Remember, if you are sharing your blog with employers they will be looking for a reason as to why you have directed them here in the first place – so make it easy for them and don’t waste their time.
3. Tone of voice
The tone of your blog will tell employers a lot about you as a person and will help to show a bit of personality. Yes, you need to remain professional but at the end of the day, employers want to hire people that are genuine and can communicate well.
Setting a tone for your blog will help people to identify with you and as a result build trust. Using the same tone of voice throughout your blog will help readers to form an image of your brand and what you stand for.
When establishing your tone of voice you should remember to use appropriate language that is representative of who you are as a professional.
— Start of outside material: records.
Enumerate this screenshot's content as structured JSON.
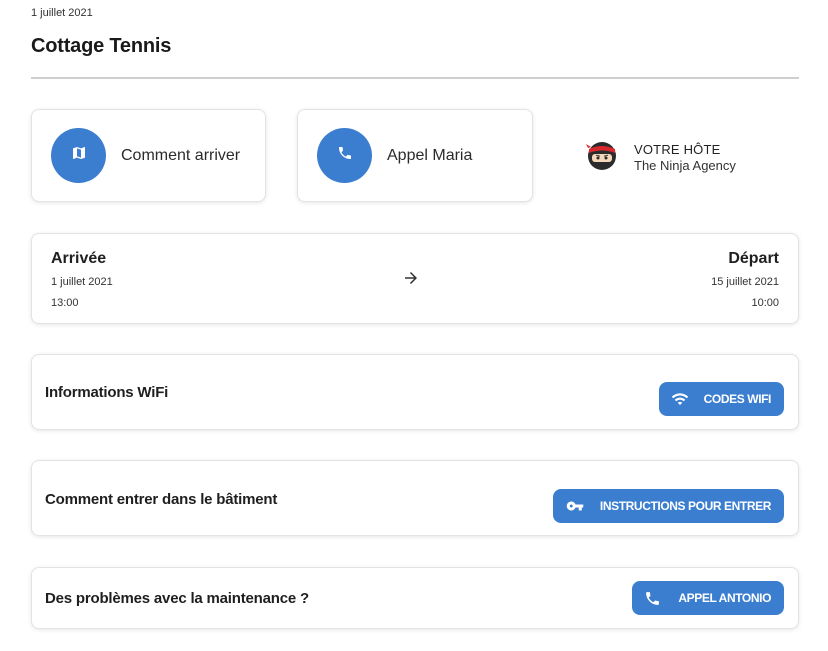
{
  "header": {
    "date": "1 juillet 2021",
    "title": "Cottage Tennis"
  },
  "actions": [
    {
      "label": "Comment arriver",
      "icon": "map-icon"
    },
    {
      "label": "Appel Maria",
      "icon": "phone-icon"
    }
  ],
  "host": {
    "kicker": "VOTRE HÔTE",
    "name": "The Ninja Agency",
    "icon": "ninja-avatar-icon"
  },
  "stay": {
    "arrival_label": "Arrivée",
    "arrival_date": "1 juillet 2021",
    "arrival_time": "13:00",
    "departure_label": "Départ",
    "departure_date": "15 juillet 2021",
    "departure_time": "10:00"
  },
  "sections": [
    {
      "title": "Informations WiFi",
      "button": "CODES WIFI",
      "icon": "wifi-icon"
    },
    {
      "title": "Comment entrer dans le bâtiment",
      "button": "INSTRUCTIONS POUR ENTRER",
      "icon": "key-icon"
    },
    {
      "title": "Des problèmes avec la maintenance ?",
      "button": "APPEL ANTONIO",
      "icon": "phone-icon"
    }
  ],
  "colors": {
    "accent": "#3b7ed0",
    "divider": "#cfcfcf",
    "card_border": "#e3e3e3"
  }
}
Employers will be looking to see how you articulate yourself, so use your words wisely.
Forums are a great way to communicate with like-minded people, collaborate and to join a community. Many people join forums to share their passion, to seek advice and to help others. However, like any other online platform, you still need to consider how and what you post in forums as these are usually available to the public and so potential employers could potentially see how you are representing yourself.
Be selective with the forums you use
If you are an active user on forums that aren’t industry-relevant, remember that you will still need to be careful with the language you use and the forums you comment on. Like every other social media platform, think before you comment. Respond appropriately and with good online etiquette that shows you are a good communicator and someone that does not get involved with unfavourable online debates.
Here is a quick recap from everything in this blog;
- Think before you post
- Use an appropriate and representative profile photo across all social media platforms
- Use both imagery and content to represent your personal and professional brand
- Be selective of your language and keep it PG
- Use your tone of voice to build relationships, build trust and tell a story
- Use social media with a purpose
- Consider your privacy settings
Above all, remember, you never know who could be looking at your profile.
By using the above tips correctly, you could be well on your way to creating a strong online presence and creating a great first impression on potential employers.